According to a Gallup poll, an estimated 85% of American workers are either not engaged or actively disengaged at work. This is a soberingfact, especially considering that most people will spend at least one third of their lives working.
But what does engagement really mean? What would it take to increase engagement? Answering these questions is crucial for any business that expects to succeed and to stay competitive in an era of rapid change.
What is engagement?
Often, engagement is measured by terms such as “output,” “happiness,” or “satisfaction.” However, while all of these factors are important, they are not the same as engagement. For example, for some employees, being satisfied means doing as little work as possible while still collecting a paycheck.
Engagement, on the other hand, means the emotional commitment an employee has to the organization and its goals. Specifically, an engaged employee cares about more than just a paycheck or promotion. What they care about is the company’s goals, values, and purpose. Engaged employees embrace change, seek out ways to improve, and challenge the status quo. In short, employee engagement drives performance and gives your business a competitive edge. One of the most important and crucial ways to nurture employee engagement is by ensuring that your employees have a clear sense of purpose.
Purpose: The secret weapon for employee engagement
One of the most important factors that powers engagement is purpose. An employee who feels a sense of purpose is more likely to be enthusiastic about work, rise to senior level positions, form stronger bonds with colleagues, and stay with the company long-term.
Understanding purpose depends on asking the right “why.” Identifying purpose can be a nebulous andrandomprocess, so try to take time at an employee’s yearly or quarterly review to ask them specific questions, such as the following:

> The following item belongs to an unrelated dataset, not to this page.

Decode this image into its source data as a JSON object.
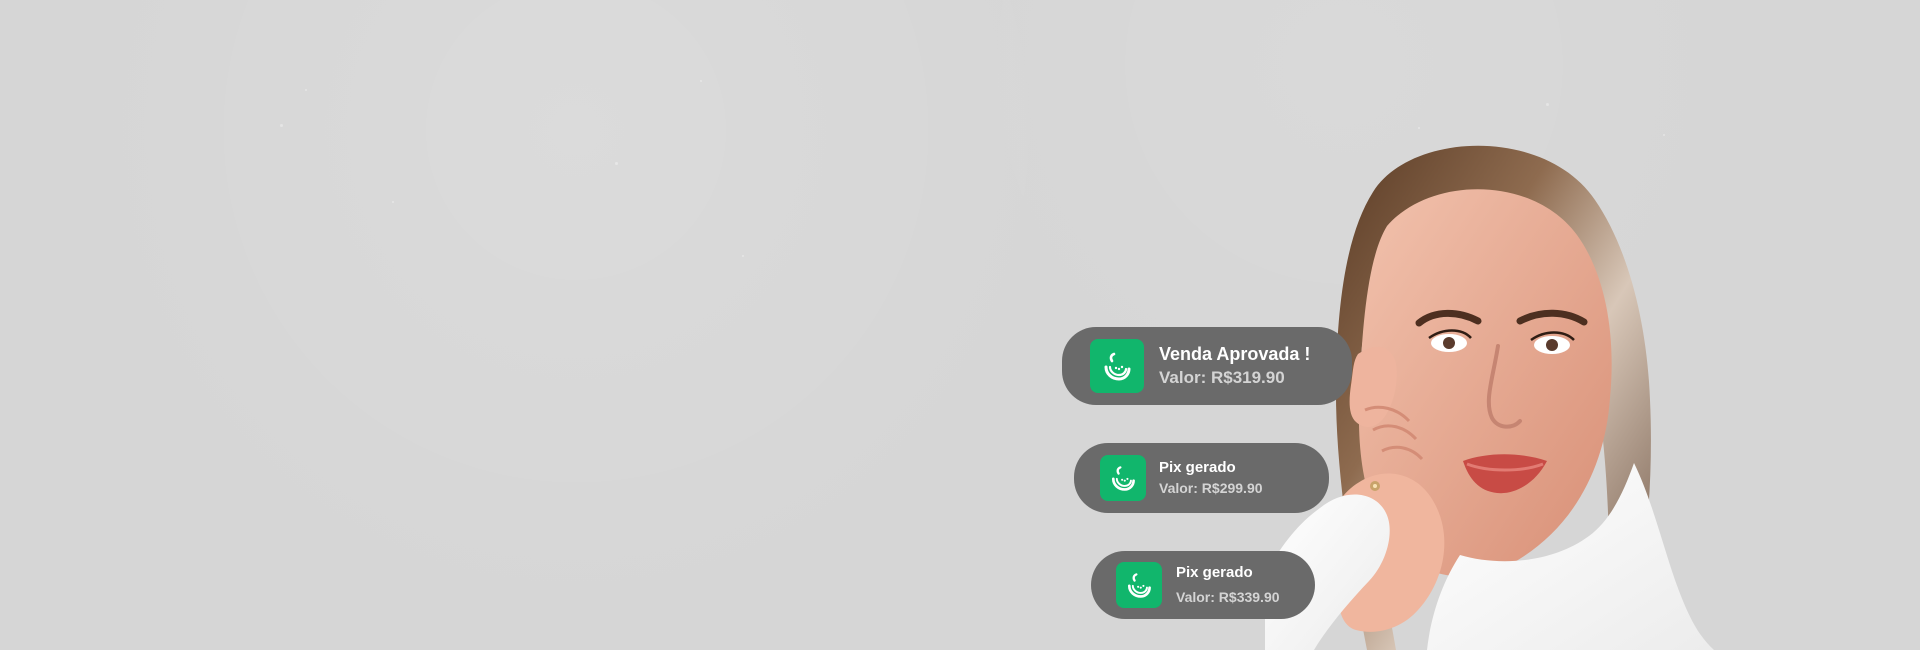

- How do you define success?
- What is the most rewarding project you’ve completed at work? Why was it rewarding?
- How would others describe your contributions at work?
- If you had all the time in the world to volunteer, where would you volunteer?
- What has been the hardest moment? What helped you work through it?
These or similar questions can help an employee define in specific language what their purpose is and how it aligns with the company’s purpose. You can further create and nurture a sense of purpose by providing onboarding and training (especially for new employees). Onboarding and training not only help employees clearly understand their responsibilities, these processes also provide an ideal time for employees to bond with other coworkers and develop a connection to the company.
Compassionate leadership: The heart of employee engagement
It’s a common saying that people don’t quit their jobs, they quit their bosses. Fortunately, the opposite is also true. Employers who inspire their employees create greater employee engagement. A compassionate leader is one who is present, authentic, holds people accountability, and shows empathy.
There are several specific ways you can lead with compassion. For example, take time to acknowledge your employees. This more than just giving them praise. It means acknowledging their presence personally. Take time to say “hello, “ “thank you,” or “have a good night.” When someone puts in an extra effort, thank them personally. Include birthdays, anniversaries, and accomplishments in your company’s newsletter or other business communications. Notice if someone is feeling overloaded or stressed and offer to help find solutions.
In short, compassion is more than just being nice. It is a type of action that helps people reach their full potential. It creates a safe environment where people can take risks, share ideas, and actively engage in furthering the company’s purpose.
Creativity: Employee engagement’s innovator
There are several interesting and fun ways foster employee engagement and keep the concept fresh and exciting for your company.
One creative strategy is to implement a lunch-and-learn program. Trying hosting a free lunch on Fridays, where employees get one-on-one time with the CEO of the company. You can also try creating a “job swap” or “job shadowing” program. This helps employees understand how each team is important for achieving company goals. Job swaps also help cross-train employees and build camaraderie.
Other interesting ideas include keeping the psychology of color and arrangement in mind in your workplace. Some companies practice feng shui, or the art of arranging space to reflect emotions. If you have the resources, you can also create a relaxing place for lunch, ping pong, basketball, or any area that encourages a quick break and recharge.
Revisit your employee engagement plan
The difference between excellence and mediocrity in the workplace turns on the level of employee engagement. It’s important to note that factors such as purpose, compassionate leadership, and creativity are not merely soft skills. They are power skills that allow your team to perform their best and to actively engage in their work. Creating and nourishing employee engagement creates a fulfilling and innovative workforce that leads to tangible and powerful business results in the present-;and helps secure the success of your company for the future.
Shu Saito founded Fact Retriever in 2016 and has served as its CEO since its inception. Saitoattributes most of his success to his creativity and out-of-the-box thinking. With abackground in music composition and business, Saito continues to infuse his work with acreative and dynamic vision.